Corresponding author: Cristina Cabrera-Muffly, MD, Department of Otolaryngology, University of Colorado School of Medicine, 12631 E. 17th Ave., Room 3110, Aurora, CO 80045. Email: cristina.cabrera-muffly@ucdenver.edu
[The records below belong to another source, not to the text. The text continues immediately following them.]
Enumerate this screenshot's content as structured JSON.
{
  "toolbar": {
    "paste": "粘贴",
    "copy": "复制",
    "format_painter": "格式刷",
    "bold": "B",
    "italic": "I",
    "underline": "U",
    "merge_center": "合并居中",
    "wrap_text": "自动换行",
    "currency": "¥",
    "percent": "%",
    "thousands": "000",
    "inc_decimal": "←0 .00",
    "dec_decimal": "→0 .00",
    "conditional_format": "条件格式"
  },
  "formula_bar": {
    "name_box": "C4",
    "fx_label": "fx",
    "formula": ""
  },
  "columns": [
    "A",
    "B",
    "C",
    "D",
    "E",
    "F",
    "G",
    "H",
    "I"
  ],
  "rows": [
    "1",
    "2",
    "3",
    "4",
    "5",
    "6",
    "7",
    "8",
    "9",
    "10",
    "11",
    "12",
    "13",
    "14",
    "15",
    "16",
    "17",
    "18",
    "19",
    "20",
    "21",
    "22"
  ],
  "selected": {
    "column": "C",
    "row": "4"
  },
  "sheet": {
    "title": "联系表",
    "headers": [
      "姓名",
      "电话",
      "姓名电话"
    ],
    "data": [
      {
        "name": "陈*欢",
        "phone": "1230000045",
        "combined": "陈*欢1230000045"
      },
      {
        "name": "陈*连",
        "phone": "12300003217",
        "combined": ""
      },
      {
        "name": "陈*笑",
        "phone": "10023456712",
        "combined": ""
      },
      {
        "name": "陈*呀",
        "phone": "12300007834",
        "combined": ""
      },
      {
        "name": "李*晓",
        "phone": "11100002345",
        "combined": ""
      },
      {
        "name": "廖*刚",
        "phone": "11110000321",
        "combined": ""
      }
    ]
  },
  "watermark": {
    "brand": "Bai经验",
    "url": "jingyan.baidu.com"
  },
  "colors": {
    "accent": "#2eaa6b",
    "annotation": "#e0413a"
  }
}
Ear Nose Throat J. 2016 June;95(6):218-223